All reps were critical of the use of police resources for mental health issues and the prolonged abstractions when dealing with such calls. Mr Todd was sympathetic to the issues and one that has been high on the agenda for some time. He is working with partner agencies in relation to this and it has been a topic for discussion at First Minister’s Questions since the review of Tayside Mental Health services began. The division are awaiting the publication of the Strang report covering the review of Tayside Mental Health Services.
The divisional commander is given a budget to spend on wellbeing. However, this is challenging as he is not completely empowered to use it without support from other departments and divisions. This is due to the constraints of tendering and purchasing agreements and protocols by other departments such as estates and IT. For example, Mr Todd would like to install water filters at all stations but this has to go through to the estates team and can’t be done as a local agreement. Likewise, the purchase of a standalone computer for each station to use for viewing CCTV images etc – has to go through IT purchasing protocols.
The issue of replacement body armour was discussed, and the lengthy wait by officers for new kit. This is very dependent on the stock levels maintained by stores due to budget constraints and was acknowledged Mr Todd.
Probationer training is going to be under the SQA in the near future. OST will become two days per year, including a large practical element of first aid training. OST will be based on more practical, realistic scenarios. There is currently a review of the requirement for firearms officers to participate in the same level of training as they already undergoing intensive first aid training.
This takes up a considerable amount of time and there is a keenness to ensure the aftercare and management of cases are handled by the most relevant department/specialist. The CIU, CID or DAIU are all options that should be considered when tasking such protracted cases, considering the best placed officers to provide the best support and protection to the complainer/victim.
In summary, these meetings are a chance for the reps to place CS Todd on the spot and question the division directly on the issues that face you all on a day to day basis.

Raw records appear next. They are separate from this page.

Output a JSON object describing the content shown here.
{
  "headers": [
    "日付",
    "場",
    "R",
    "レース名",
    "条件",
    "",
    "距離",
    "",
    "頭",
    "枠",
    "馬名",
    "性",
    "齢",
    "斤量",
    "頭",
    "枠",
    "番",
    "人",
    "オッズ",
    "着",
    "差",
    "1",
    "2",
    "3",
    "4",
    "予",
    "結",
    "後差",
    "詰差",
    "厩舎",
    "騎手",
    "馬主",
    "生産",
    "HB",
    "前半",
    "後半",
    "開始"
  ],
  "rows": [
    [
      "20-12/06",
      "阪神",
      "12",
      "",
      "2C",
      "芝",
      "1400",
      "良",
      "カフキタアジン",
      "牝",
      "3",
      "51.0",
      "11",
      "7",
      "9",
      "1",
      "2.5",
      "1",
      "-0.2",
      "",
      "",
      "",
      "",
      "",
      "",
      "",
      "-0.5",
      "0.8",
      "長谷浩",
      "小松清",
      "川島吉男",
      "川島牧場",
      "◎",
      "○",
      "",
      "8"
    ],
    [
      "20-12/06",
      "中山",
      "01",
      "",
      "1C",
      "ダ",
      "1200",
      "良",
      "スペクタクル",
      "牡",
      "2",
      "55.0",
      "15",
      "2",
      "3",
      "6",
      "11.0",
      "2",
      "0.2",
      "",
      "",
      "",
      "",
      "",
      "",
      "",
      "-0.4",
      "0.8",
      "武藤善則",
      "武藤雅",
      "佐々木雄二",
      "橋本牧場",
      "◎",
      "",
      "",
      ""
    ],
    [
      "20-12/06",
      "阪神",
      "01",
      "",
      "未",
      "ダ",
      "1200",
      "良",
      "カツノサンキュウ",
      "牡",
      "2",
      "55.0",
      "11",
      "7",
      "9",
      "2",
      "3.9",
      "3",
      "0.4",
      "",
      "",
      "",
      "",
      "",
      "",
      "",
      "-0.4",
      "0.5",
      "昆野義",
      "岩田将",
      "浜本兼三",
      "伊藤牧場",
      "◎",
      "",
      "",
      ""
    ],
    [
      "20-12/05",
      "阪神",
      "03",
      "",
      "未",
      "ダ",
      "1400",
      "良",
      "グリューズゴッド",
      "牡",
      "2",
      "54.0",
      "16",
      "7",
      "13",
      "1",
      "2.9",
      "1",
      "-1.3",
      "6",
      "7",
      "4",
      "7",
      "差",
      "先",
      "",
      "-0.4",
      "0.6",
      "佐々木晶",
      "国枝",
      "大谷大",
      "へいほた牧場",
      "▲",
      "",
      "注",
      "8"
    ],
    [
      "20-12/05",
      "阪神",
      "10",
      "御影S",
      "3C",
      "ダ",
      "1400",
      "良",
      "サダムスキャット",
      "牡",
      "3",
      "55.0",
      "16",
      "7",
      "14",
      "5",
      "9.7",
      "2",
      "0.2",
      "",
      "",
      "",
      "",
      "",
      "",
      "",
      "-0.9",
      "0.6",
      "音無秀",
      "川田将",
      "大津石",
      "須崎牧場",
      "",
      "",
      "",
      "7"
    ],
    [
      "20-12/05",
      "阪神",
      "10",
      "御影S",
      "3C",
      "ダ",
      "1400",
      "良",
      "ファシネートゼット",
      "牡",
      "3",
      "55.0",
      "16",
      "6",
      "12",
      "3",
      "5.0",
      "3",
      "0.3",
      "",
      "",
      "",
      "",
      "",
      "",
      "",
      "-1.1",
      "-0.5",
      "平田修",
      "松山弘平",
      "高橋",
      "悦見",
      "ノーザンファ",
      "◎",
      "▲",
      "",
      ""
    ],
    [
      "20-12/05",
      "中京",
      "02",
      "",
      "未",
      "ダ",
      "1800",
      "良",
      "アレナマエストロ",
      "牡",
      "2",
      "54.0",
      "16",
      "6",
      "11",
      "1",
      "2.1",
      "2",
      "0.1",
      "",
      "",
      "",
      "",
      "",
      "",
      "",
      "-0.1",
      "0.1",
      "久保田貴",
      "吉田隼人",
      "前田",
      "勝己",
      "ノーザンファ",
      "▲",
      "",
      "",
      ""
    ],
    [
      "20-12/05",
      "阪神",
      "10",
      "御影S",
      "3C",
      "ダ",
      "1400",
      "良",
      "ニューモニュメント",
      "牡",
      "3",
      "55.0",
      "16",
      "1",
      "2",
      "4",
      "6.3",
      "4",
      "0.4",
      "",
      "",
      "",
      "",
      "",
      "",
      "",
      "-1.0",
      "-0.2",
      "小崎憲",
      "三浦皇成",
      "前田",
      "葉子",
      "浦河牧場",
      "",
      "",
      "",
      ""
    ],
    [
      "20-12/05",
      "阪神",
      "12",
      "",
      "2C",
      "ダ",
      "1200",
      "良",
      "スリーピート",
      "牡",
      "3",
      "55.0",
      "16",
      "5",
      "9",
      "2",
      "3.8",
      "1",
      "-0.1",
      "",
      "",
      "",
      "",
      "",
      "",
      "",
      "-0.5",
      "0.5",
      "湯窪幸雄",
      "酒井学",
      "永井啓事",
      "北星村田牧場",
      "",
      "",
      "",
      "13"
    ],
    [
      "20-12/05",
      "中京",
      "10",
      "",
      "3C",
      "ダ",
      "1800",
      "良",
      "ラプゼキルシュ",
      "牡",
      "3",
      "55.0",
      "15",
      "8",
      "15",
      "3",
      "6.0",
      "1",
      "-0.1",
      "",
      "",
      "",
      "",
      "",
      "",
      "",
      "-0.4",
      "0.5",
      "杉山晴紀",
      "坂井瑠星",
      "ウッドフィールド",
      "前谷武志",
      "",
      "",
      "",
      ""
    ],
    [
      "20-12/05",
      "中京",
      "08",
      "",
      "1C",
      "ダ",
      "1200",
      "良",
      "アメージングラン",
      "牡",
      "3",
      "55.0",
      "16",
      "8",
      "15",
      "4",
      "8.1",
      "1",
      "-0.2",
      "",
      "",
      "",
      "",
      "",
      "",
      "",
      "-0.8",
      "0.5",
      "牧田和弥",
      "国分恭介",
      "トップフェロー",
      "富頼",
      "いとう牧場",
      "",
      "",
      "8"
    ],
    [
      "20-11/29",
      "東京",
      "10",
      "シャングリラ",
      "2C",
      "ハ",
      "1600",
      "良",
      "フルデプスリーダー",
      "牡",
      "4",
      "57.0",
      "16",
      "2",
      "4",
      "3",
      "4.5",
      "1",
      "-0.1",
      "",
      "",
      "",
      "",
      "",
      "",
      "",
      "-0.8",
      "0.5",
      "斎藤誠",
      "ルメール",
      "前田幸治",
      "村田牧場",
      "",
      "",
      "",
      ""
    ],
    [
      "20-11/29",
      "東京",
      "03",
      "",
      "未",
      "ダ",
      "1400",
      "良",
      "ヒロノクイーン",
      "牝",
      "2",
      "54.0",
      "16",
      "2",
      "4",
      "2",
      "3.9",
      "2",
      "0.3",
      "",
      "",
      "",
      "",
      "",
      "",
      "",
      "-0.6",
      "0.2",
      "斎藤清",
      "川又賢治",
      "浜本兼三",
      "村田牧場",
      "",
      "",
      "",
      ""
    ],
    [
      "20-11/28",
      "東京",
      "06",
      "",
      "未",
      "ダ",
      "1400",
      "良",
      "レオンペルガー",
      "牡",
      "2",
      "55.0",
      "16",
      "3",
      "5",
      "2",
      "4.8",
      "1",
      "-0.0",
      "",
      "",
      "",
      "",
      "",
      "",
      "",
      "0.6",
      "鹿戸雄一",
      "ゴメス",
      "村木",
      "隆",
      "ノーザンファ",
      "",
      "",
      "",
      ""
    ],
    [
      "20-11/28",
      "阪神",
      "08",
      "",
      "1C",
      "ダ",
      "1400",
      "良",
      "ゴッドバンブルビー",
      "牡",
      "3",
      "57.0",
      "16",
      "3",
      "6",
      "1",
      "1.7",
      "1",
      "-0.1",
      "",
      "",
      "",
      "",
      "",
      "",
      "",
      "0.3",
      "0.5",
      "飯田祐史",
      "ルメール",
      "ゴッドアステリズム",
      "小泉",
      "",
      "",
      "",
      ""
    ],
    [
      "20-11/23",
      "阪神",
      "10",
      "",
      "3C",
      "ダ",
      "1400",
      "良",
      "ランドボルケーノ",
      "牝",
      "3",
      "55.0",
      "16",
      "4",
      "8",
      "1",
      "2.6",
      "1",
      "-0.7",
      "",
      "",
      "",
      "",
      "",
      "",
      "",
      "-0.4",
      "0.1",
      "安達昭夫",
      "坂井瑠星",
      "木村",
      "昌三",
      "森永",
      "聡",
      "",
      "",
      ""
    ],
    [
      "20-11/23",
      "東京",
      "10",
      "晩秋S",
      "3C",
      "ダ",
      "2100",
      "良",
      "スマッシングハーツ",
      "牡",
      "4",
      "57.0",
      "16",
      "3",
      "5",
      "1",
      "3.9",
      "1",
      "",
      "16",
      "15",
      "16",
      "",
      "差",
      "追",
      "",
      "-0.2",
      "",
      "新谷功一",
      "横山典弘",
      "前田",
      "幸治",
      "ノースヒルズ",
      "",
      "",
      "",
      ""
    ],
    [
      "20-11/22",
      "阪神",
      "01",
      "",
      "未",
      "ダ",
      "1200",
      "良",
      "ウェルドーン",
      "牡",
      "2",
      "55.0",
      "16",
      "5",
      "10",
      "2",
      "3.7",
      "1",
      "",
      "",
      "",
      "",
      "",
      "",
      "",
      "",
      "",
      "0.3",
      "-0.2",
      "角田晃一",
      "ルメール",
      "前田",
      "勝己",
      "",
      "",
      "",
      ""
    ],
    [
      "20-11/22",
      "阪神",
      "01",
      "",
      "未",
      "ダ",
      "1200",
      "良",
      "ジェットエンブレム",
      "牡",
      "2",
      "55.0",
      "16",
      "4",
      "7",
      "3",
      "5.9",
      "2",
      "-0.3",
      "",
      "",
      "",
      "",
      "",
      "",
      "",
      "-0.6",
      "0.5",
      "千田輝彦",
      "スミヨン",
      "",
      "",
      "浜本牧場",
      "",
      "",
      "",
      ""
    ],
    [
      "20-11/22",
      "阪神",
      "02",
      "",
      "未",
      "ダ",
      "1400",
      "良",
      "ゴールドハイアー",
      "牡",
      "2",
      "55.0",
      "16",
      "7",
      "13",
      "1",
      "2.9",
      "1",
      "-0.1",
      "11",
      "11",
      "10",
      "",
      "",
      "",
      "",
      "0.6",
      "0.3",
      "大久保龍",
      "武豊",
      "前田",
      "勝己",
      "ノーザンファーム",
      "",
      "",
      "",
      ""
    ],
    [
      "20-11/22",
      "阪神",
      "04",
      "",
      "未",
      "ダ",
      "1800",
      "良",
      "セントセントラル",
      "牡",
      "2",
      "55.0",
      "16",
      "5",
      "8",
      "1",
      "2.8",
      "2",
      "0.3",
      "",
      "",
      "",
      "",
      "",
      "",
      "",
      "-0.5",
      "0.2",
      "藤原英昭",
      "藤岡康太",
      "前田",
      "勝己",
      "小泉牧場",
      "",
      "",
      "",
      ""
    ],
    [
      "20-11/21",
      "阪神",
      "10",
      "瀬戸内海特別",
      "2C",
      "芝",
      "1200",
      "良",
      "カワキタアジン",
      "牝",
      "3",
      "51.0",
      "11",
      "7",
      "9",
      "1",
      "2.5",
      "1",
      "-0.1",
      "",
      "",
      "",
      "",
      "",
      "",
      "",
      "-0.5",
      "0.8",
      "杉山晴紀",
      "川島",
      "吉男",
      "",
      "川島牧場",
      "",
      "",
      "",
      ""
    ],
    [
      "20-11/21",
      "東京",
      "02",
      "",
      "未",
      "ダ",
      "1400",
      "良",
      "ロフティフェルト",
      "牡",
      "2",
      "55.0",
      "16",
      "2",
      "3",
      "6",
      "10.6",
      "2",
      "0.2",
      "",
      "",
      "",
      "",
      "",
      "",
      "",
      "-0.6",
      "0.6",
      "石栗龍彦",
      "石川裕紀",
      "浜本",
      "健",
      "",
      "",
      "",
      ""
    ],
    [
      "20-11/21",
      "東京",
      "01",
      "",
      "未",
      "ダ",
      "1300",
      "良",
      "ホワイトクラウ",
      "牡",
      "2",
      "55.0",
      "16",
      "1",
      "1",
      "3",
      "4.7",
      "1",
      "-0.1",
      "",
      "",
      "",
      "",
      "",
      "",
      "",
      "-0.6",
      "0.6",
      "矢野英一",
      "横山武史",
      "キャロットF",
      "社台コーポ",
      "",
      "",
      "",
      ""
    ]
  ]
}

I would encourage you all to raise relevant issues with your local reps. (Sandy Smart, Shirley Moran, Gary Johnston, Caroline McNaughton, Pat Nicol, Alan Devine, Emma Bowman and Marc Lorente).
James Thomson, deputy secretary for the North Area.